Local support for cancer research was visibly strong Sunday afternoon as some 150 participants took to the streets here and raised at least $8,500 during the annual Terry Fox Run.
As of Tuesday afternoon, the total was $8,540 but organizer Joan Pearson, executive director of the Fort Frances Volunteer Bureau, noted the final figure likely will be even higher.
“We just got another pledge this morning, and I know some runners have yet to get theirs in,” she said.
Local senior Marj Hull collected $1,800 in pledges—more than any other individual.
“My goal was $1,000 but I figured I’m not going to be able to get that every year,” she said. “So I hope that with this year’s pledge, I can really encourage people to carry on the tradition.”
Hull, who has taken part in the run for a “number of years,” added she thought the annual event was worthwhile.
“I know a lot of people affected by cancer, and that research is very important,” she stressed. “I’ll [participate] for as many years as I can carry on.”
Another local resident, Ed Katona, collected some $400 in pledges. He went the “extra mile” on Sunday by biking to Rainy River and back—about a 180-km round trip.

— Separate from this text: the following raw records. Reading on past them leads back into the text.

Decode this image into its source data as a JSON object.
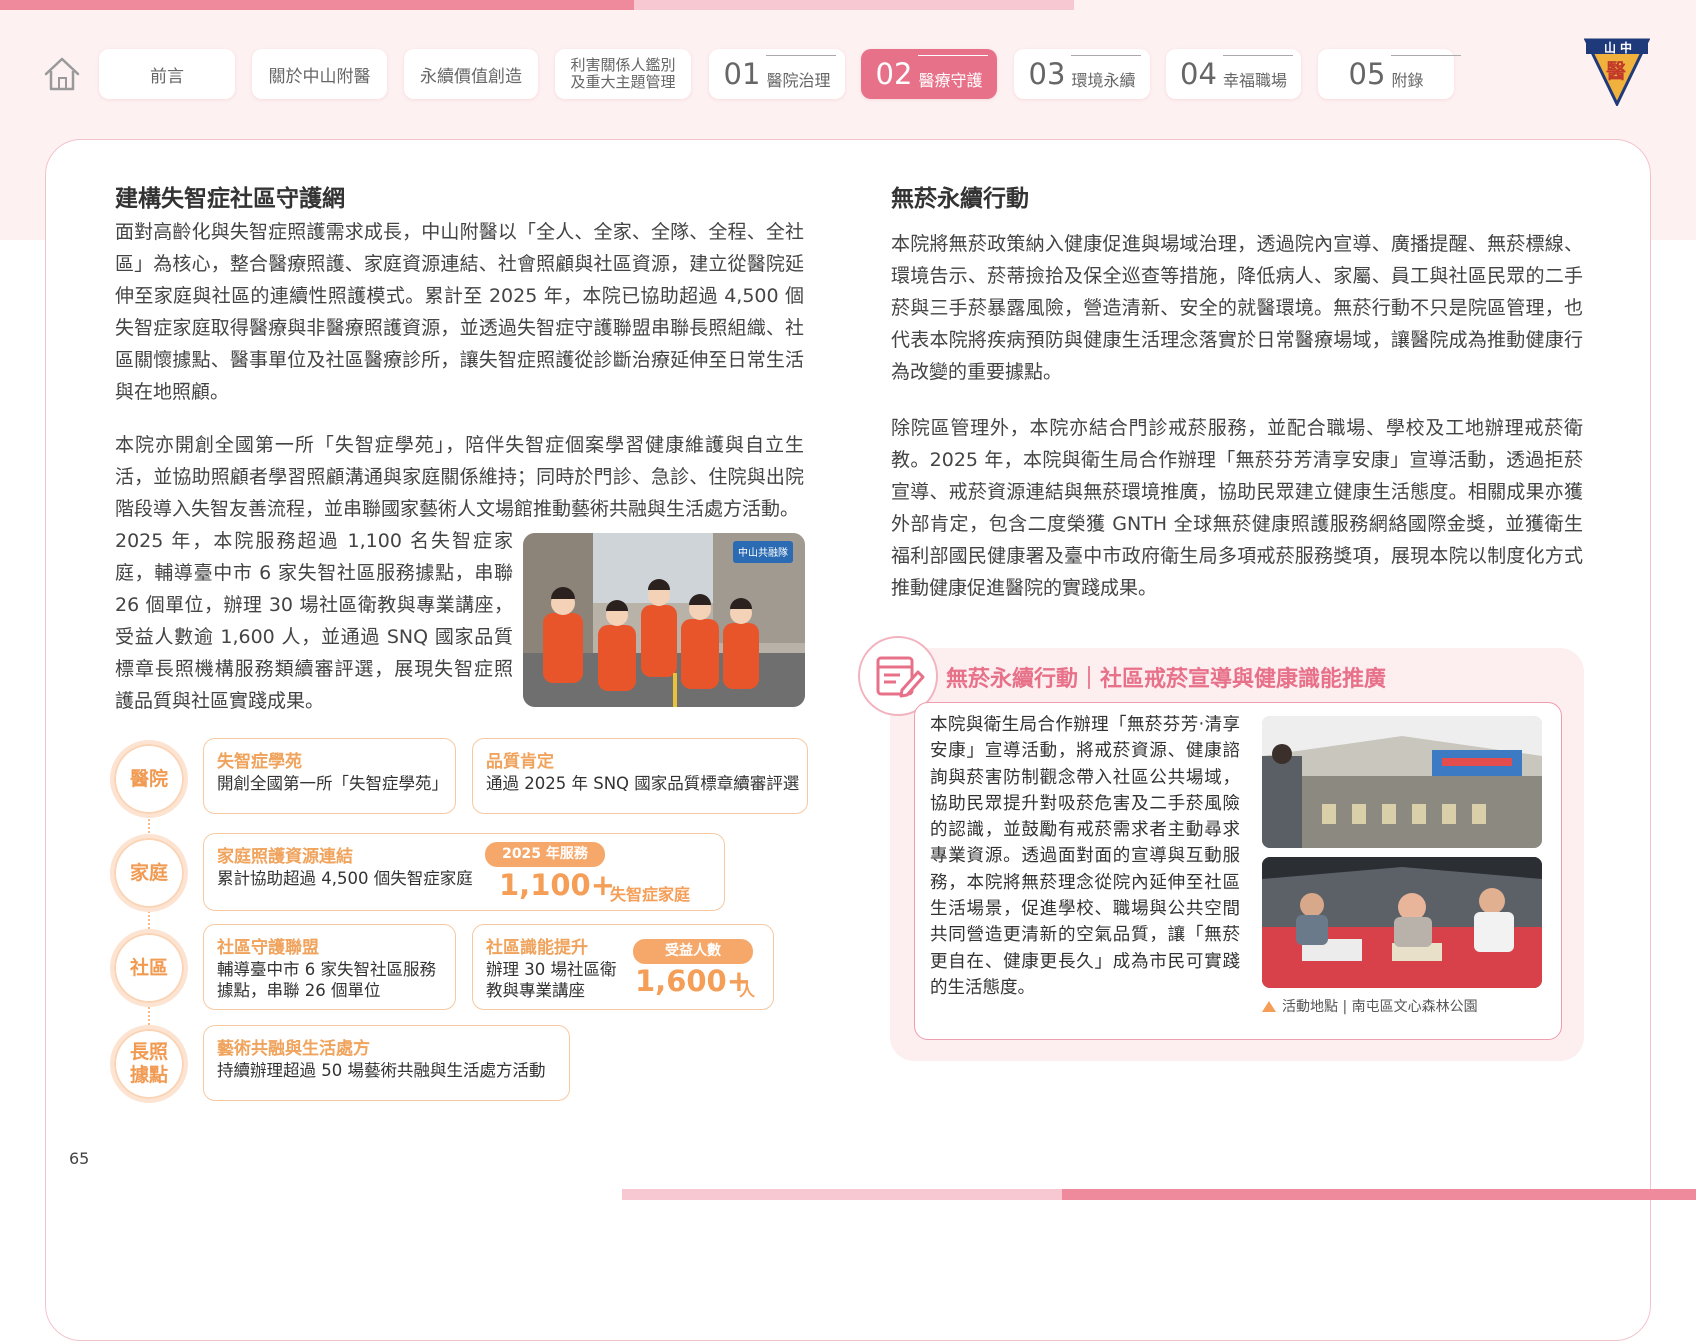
{
  "nav": {
    "tabs": [
      {
        "label": "前言"
      },
      {
        "label": "關於中山附醫"
      },
      {
        "label": "永續價值創造"
      },
      {
        "label": "利害關係人鑑別\n及重大主題管理"
      },
      {
        "num": "01",
        "label": "醫院治理"
      },
      {
        "num": "02",
        "label": "醫療守護"
      },
      {
        "num": "03",
        "label": "環境永續"
      },
      {
        "num": "04",
        "label": "幸福職場"
      },
      {
        "num": "05",
        "label": "附錄"
      }
    ]
  },
  "logo": {
    "text": "山中",
    "glyph": "醫"
  },
  "left": {
    "title": "建構失智症社區守護網",
    "para1": "面對高齡化與失智症照護需求成長，中山附醫以「全人、全家、全隊、全程、全社區」為核心，整合醫療照護、家庭資源連結、社會照顧與社區資源，建立從醫院延伸至家庭與社區的連續性照護模式。累計至 2025 年，本院已協助超過 4,500 個失智症家庭取得醫療與非醫療照護資源，並透過失智症守護聯盟串聯長照組織、社區關懷據點、醫事單位及社區醫療診所，讓失智症照護從診斷治療延伸至日常生活與在地照顧。",
    "para2": "本院亦開創全國第一所「失智症學苑」，陪伴失智症個案學習健康維護與自立生活，並協助照顧者學習照顧溝通與家庭關係維持；同時於門診、急診、住院與出院階段導入失智友善流程，並串聯國家藝術人文場館推動藝術共融與生活處方活動。",
    "para3": "2025 年，本院服務超過 1,100 名失智症家庭，輔導臺中市 6 家失智社區服務據點，串聯 26 個單位，辦理 30 場社區衛教與專業講座，受益人數逾 1,600 人，並通過 SNQ 國家品質標章長照機構服務類續審評選，展現失智症照護品質與社區實踐成果。",
    "photo_sign": "中山共融隊"
  },
  "infographic": {
    "levels": [
      "醫院",
      "家庭",
      "社區",
      "長照\n據點"
    ],
    "boxes": [
      {
        "title": "失智症學苑",
        "body": "開創全國第一所「失智症學苑」"
      },
      {
        "title": "品質肯定",
        "body": "通過 2025 年 SNQ 國家品質標章續審評選"
      },
      {
        "title": "家庭照護資源連結",
        "body": "累計協助超過 4,500 個失智症家庭",
        "pill": "2025 年服務",
        "stat": "1,100+",
        "unit": "失智症家庭"
      },
      {
        "title": "社區守護聯盟",
        "body": "輔導臺中市 6 家失智社區服務據點，串聯 26 個單位"
      },
      {
        "title": "社區識能提升",
        "body": "辦理 30 場社區衛教與專業講座",
        "pill": "受益人數",
        "stat": "1,600+",
        "unit": "人"
      },
      {
        "title": "藝術共融與生活處方",
        "body": "持續辦理超過 50 場藝術共融與生活處方活動"
      }
    ]
  },
  "right": {
    "title": "無菸永續行動",
    "para1": "本院將無菸政策納入健康促進與場域治理，透過院內宣導、廣播提醒、無菸標線、環境告示、菸蒂撿拾及保全巡查等措施，降低病人、家屬、員工與社區民眾的二手菸與三手菸暴露風險，營造清新、安全的就醫環境。無菸行動不只是院區管理，也代表本院將疾病預防與健康生活理念落實於日常醫療場域，讓醫院成為推動健康行為改變的重要據點。",
    "para2": "除院區管理外，本院亦結合門診戒菸服務，並配合職場、學校及工地辦理戒菸衛教。2025 年，本院與衛生局合作辦理「無菸芬芳清享安康」宣導活動，透過拒菸宣導、戒菸資源連結與無菸環境推廣，協助民眾建立健康生活態度。相關成果亦獲外部肯定，包含二度榮獲 GNTH 全球無菸健康照護服務網絡國際金獎，並獲衛生福利部國民健康署及臺中市政府衛生局多項戒菸服務獎項，展現本院以制度化方式推動健康促進醫院的實踐成果。"
  },
  "feature": {
    "title": "無菸永續行動｜社區戒菸宣導與健康識能推廣",
    "text": "本院與衛生局合作辦理「無菸芬芳‧清享安康」宣導活動，將戒菸資源、健康諮詢與菸害防制觀念帶入社區公共場域，協助民眾提升對吸菸危害及二手菸風險的認識，並鼓勵有戒菸需求者主動尋求專業資源。透過面對面的宣導與互動服務，本院將無菸理念從院內延伸至社區生活場景，促進學校、職場與公共空間共同營造更清新的空氣品質，讓「無菸更自在、健康更長久」成為市民可實踐的生活態度。",
    "caption": "活動地點 | 南屯區文心森林公園"
  },
  "page_number": "65",
  "colors": {
    "accent": "#e8718a",
    "orange": "#f49e57",
    "pink_bg": "#fdf1f2"
  }
}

“It was good. A beautiful day. No wind to speak of and a good temperature,” noted Katona, who left Fort Frances at 6:30 a.m. and returned around 6:30 p.m.
“I got to Rainy River in four-and-a-half hours and stayed there a little while. And on my way back, I took my time,” he remarked.
And the first question people have been asking Katona since then has been the same—“Would he do it again?”
“Sure, I’d do it—provided the physical ability is still there,” he chuckled.
Katona biked to Mine Centre and back in a previous Terry Fox Run (about a 150-km round trip).
And not only did this year’s event bring in more money than last year but it looks to already have found an organizer to try and continue the trend next year.
“We’re already talking about it,” enthused Pearson, who admitted she was still on a “high” from the successful event.
Equally important was the event’s sense of community, stressed Pearson, as not only 151 people participated but some 40 volunteers showed up to help with registration and hand out refreshments.
“It was a privilege to organize this event,” she said. “And it was easy in a way. I know so many volunteers already, and they were more than willing to give their time.
“And it was a little stressful, too,” she admitted. “But the committee really rose to the occasion. I know that with them, next year will be even easier.”
Pearson and the volunteer bureau took over organizing the run just in August, keeping alive a tradition which began here back in 1984.
This year’s run marked the 20th anniversary of Terry Fox’s “Marathon of Hope.”